‘WHEN can we have holidays abroad again?” This question from journalists comes time and time again in TV briefings, but I don’t think many people care so much about sunbathing in Spain or road trips in Italy in the next few months.

Most people understand that travelling outside the UK will likely be limited for the best part of the year. Even those for whom this represents an extra hurdle: the international citizens of Scotland.

Yes, we decided to build a life here, far from our families, and very well knew the consequences of that choice even in normal times. Yes, we want to do the right thing, make sacrifices just like the rest of the country, because, we want life to go back to some degree of normality soon, and the lockdown, as necessary as it may be, has been long and difficult. Yes, we were fine with the two weeks of quarantine, because it made sense. We did all of this because it was normal, and with the hope that we too could reconnect with our loved ones at some point this year.

Then came the hotel quarantine policy.

Requiring people to stay in managed isolation has been recommended since the beginning of the pandemic: experts say this is the most effective way to ensure travellers do not import new cases and new strains that might evade immunity provided by vaccines. However, requiring travellers to pay more than £1700 is a political decision that will put those of us who have significant parts of our lives outside of these borders at a huge disadvantage.

This may not be a very popular opinion. But consider this: most people in Scotland can expect to see their loved ones at some point over the next few weeks … without breaking the bank. The prospect of having to pay more than twice my monthly rent in quarantine makes that prospect vanish for a lot of international citizens, potentially for a long, long time.

The anxiety is real among international residents in Scotland. After asking people on Twitter how they felt after the announcement of the policy a couple of weks ago, I was inundated by messages, mostly saying: “I hope nothing tragic happens to my family back home because I can’t afford quarantine.”
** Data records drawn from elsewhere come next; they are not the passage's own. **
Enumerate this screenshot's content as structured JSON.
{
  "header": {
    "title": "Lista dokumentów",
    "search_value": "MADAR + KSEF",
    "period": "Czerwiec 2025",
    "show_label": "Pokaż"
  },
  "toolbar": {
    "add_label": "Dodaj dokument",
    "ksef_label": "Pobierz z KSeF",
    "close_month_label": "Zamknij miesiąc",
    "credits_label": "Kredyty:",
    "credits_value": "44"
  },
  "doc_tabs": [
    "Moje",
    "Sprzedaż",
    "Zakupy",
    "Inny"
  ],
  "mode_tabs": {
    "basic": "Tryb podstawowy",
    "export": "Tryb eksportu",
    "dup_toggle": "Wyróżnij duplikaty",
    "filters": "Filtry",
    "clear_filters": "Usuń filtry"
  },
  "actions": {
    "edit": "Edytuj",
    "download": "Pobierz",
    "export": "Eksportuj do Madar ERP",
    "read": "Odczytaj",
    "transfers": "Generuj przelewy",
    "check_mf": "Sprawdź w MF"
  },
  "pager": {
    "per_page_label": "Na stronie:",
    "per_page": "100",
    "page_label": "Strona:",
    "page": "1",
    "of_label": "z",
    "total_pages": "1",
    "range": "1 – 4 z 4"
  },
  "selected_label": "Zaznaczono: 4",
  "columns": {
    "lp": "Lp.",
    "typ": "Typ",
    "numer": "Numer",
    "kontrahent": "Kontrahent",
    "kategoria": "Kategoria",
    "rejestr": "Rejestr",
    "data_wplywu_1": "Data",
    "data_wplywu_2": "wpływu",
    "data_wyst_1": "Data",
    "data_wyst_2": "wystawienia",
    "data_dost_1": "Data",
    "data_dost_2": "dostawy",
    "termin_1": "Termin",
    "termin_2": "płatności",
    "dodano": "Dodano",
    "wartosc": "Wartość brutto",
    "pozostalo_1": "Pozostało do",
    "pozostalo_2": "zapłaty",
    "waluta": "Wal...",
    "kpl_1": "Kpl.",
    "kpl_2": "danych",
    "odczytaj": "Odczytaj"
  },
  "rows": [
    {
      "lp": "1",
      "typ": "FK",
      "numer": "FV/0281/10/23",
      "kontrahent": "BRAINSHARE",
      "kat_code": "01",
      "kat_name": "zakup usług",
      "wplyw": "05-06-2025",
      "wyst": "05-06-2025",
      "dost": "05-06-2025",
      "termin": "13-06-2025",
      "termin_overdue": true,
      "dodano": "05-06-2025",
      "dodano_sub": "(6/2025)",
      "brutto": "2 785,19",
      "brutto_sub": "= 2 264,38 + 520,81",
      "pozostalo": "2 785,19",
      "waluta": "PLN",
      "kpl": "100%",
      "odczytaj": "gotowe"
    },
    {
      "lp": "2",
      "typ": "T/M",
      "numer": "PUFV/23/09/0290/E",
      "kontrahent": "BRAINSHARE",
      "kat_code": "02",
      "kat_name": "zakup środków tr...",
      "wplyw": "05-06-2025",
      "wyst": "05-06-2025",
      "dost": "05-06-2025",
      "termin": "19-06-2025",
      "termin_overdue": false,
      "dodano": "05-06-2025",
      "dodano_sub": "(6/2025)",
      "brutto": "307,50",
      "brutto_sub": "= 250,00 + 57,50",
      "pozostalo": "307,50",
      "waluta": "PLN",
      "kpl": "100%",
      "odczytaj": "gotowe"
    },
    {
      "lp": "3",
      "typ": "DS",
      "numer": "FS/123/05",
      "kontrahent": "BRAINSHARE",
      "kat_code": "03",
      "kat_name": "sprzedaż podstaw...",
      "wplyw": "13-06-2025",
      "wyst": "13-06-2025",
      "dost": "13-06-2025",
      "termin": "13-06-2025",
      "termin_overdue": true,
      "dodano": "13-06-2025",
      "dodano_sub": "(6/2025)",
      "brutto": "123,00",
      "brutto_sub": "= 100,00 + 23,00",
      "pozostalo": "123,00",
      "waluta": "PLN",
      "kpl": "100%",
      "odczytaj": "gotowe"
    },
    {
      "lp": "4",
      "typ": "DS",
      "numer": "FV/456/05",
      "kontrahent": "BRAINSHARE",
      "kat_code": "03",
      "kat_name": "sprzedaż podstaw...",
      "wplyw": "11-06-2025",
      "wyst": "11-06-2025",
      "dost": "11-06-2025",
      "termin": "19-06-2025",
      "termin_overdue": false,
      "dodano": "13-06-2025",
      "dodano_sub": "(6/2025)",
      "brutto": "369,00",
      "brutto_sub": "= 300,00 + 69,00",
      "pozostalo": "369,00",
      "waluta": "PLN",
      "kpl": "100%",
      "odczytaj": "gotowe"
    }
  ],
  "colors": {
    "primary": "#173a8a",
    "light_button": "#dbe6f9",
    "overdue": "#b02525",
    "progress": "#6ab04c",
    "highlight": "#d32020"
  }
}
What brought many of us some hope and solace in the past few months was to think that when the situation becomes safer here in Scotland and where our families are, we could make plans to see our relatives, even with quarantine requirements and Covid tests. What prevents the majority of us from making these plans in the future isn’t the unwillingness to respect the rules, but the cost.

All we can wish for now is that the policy will be tweaked – not to create exemptions, but to take into account the different circumstances facing people on these shores.

Clearly, there is room for improvement as this puts many people in impossible situations. If the government is unwilling to consider the fact that many people want to travel not for leisure, but for the essential need to see family, then what is it telling us? That we are “valued and appreciated”, as First Minister Nicola Sturgeon has often said since Brexit, but family isn’t as essential for us as it is for those who were born and bred in Scotland? Is that really a message the Scottish government wants to send? This really is a matter of empathy and understanding.

Of course, we are not supposed to be travelling now anyway, except for imperative reasons.

However, it would be good to know that the government is aware of this issue potentially affecting 9% of Scotland’s population, and will go back to the drawing board to imagine a more sensible, more compassionate policy – not to offer a preferential treatment, but to show that all the voices of Scotland are indeed valued and appreciated.